Sujet hautement brûlant voire tabou, aux States comme partout ailleurs, accusateur et dénonciateur de la médiocrité larvée de bien de nos affables concitoyens, qui valut à Elia Kazan, malgré une réalisation plutôt fort moyenne, un notable triomphe aux Oscars de l'année 1947... www.cinefiches.com
In today's day and age Elia Kazan's "Gentleman's Agreement" feels poignant and relevant. The message itself is still sadly very timely. However, I can't say the same for the movie itself. The whole film feels just so stilted and dated. Peck is good in the movie, but I couldn't help but feel that it is the same type of stoic role we always see him in. I just couldn't connect to the story or any of the characters.
Talking about that cutie Dean Stockwell: "You've only assured him he's the most wonderful of all creatures -- a white Christian American. You instantly gave him that lovely taste of superiority, the poison that millions drop into the minds of their children." Ironic that Revere and Garfield, whose characters fight the good fight in this film, became victims of Hollywood's shameful blacklist. Holmes is awesome.
2 1/2 out of 5 stars. Peck's character was a solemn, touchy and pious dick, not worth navigating through a mine field to engage. I would've loved to have seen this end with both Jews and gentiles hating Peck's character but I lost interest before I got halfway through. Points to John Garfield and Celeste Holm's characters/performances but beyond that I don't really care aside from its ultimate message.
I'm not used to getting hit over the head by brilliance this quickly or hard. I'm not used to it. Fuck you Elia Kazan, fuck you, you are too talented, your films are too timely and perfect rendered. I don't know what you guys are talking about. This film is not dated or preachy. Anti-semitism is still alive and well today-- imagine what it was like in 1940's America. Shit was rough. This movie had balls. (9.7/10)
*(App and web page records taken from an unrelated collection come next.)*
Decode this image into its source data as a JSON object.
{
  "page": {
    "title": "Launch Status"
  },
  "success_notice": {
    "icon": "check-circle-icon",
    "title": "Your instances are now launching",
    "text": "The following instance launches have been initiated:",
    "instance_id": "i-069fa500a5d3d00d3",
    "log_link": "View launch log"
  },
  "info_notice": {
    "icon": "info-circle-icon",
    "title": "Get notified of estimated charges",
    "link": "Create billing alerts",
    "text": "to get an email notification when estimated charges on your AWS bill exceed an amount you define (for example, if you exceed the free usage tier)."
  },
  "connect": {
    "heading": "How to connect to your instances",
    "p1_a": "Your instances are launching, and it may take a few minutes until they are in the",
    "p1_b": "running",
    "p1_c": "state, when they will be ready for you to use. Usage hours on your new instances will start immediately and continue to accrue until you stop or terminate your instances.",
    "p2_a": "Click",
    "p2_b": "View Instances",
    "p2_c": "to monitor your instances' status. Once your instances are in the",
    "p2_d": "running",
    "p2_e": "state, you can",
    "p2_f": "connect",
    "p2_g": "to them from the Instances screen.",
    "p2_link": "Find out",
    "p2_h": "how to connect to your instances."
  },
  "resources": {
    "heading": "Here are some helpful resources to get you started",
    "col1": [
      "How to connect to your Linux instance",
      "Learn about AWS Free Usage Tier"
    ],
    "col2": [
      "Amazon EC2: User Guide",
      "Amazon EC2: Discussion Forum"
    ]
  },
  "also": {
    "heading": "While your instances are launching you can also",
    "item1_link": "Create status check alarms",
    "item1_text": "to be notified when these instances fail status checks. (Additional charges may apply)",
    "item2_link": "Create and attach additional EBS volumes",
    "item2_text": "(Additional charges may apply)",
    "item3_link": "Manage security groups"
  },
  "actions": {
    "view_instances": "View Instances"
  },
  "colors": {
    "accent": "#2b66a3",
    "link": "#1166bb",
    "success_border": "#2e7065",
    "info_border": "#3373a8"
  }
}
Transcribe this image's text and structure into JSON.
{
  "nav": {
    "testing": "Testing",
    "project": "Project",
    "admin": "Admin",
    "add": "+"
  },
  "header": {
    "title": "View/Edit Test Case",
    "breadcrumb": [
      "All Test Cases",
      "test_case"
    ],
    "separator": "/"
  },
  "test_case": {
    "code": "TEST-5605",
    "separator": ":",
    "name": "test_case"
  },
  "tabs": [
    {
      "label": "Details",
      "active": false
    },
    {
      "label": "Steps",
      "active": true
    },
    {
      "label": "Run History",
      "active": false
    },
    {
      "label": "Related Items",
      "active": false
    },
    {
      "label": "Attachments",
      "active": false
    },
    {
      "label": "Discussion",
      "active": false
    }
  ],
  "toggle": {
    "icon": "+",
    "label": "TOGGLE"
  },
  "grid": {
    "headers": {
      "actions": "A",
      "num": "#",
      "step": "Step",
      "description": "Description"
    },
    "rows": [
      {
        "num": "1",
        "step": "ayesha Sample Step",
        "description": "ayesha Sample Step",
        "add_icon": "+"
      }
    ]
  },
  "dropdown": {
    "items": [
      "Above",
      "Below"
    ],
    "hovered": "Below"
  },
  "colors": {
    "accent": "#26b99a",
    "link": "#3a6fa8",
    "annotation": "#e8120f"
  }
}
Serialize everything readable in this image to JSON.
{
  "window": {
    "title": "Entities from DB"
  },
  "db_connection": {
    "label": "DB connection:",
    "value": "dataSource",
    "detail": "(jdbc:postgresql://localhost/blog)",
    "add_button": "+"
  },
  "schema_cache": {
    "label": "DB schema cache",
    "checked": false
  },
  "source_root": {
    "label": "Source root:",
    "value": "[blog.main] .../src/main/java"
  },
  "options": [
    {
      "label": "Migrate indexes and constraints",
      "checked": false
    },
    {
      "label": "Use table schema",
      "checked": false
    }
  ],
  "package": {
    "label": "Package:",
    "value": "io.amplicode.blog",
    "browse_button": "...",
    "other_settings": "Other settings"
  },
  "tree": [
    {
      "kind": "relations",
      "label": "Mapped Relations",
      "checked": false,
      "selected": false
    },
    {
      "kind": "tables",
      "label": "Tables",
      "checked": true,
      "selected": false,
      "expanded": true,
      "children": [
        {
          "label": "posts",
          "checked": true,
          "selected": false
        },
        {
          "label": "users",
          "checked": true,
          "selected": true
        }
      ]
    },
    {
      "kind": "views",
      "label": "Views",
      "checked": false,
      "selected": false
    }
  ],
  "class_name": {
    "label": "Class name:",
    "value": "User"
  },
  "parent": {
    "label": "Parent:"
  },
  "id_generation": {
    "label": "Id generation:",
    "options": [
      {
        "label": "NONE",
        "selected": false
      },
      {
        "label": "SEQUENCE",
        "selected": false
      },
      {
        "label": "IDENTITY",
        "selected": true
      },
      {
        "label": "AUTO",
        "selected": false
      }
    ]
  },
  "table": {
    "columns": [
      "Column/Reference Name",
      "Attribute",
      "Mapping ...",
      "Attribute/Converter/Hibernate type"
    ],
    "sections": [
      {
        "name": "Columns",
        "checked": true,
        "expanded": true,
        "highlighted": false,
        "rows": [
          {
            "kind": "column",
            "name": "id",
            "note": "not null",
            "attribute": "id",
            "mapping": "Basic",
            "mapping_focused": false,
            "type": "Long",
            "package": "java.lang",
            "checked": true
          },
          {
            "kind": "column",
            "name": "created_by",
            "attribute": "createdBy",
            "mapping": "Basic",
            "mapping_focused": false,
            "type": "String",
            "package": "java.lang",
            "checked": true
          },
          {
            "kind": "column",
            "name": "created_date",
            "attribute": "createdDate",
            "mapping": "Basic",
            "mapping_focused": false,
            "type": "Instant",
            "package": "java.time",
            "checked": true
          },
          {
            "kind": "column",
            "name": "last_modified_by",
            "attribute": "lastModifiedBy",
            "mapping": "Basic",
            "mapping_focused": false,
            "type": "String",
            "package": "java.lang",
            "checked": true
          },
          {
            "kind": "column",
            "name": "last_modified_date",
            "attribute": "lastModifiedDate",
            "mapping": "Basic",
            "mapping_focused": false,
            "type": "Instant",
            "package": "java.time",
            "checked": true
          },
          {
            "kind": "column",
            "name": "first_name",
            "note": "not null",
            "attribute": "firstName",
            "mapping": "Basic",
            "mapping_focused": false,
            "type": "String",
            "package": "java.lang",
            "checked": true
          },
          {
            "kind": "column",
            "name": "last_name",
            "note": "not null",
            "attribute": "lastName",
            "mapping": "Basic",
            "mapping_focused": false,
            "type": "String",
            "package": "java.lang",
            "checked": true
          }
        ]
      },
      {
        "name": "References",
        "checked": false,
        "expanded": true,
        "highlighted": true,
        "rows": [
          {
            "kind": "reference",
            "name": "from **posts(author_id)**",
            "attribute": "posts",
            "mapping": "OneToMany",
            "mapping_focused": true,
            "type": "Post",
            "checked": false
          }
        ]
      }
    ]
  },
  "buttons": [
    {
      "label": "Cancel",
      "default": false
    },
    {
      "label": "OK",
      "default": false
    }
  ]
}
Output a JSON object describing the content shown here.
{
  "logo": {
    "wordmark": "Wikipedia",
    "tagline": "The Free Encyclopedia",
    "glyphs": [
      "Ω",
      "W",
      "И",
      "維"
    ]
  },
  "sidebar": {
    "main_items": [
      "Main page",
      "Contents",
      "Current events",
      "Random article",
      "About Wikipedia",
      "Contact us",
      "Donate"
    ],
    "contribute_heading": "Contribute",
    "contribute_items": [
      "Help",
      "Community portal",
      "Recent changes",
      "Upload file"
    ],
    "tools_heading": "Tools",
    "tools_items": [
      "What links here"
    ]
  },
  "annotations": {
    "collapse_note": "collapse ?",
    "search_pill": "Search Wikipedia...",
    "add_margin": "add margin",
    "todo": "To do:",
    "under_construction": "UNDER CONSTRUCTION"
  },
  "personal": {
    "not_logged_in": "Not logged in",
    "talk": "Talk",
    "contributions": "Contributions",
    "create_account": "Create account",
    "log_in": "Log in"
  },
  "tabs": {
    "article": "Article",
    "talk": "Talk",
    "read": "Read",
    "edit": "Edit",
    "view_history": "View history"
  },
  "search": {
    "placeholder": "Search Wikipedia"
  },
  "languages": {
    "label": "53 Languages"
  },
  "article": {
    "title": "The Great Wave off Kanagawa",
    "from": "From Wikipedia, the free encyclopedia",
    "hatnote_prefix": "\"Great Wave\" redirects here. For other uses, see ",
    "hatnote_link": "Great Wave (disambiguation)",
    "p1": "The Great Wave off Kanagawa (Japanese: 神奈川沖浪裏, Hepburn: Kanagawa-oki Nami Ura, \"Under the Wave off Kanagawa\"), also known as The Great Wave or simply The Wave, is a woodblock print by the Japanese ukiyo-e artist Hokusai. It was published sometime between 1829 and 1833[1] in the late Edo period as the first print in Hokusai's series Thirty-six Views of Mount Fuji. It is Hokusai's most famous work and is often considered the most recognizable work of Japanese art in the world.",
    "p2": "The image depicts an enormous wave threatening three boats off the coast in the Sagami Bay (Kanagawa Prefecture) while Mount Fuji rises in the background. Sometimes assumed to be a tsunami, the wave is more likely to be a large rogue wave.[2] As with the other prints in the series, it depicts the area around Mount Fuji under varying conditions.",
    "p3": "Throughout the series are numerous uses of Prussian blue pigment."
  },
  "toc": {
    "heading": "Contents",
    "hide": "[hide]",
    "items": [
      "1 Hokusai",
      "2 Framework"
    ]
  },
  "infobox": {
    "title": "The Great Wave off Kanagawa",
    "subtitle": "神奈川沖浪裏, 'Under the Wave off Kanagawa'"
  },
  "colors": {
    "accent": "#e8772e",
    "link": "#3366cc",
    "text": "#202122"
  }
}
The book is excellent. It's hard to find nowadays...the film is pretty good, typical of Kazan and Hollywood, full of lofty speeches and the great white American male (of course Gregory Peck)...so while a bit annoyingly typical, still kind of interesting and inspiring. Laura Hobson's book is much more complex and doesn't have the typical characters like the film. Book also has an intriguing undercurrent of feminism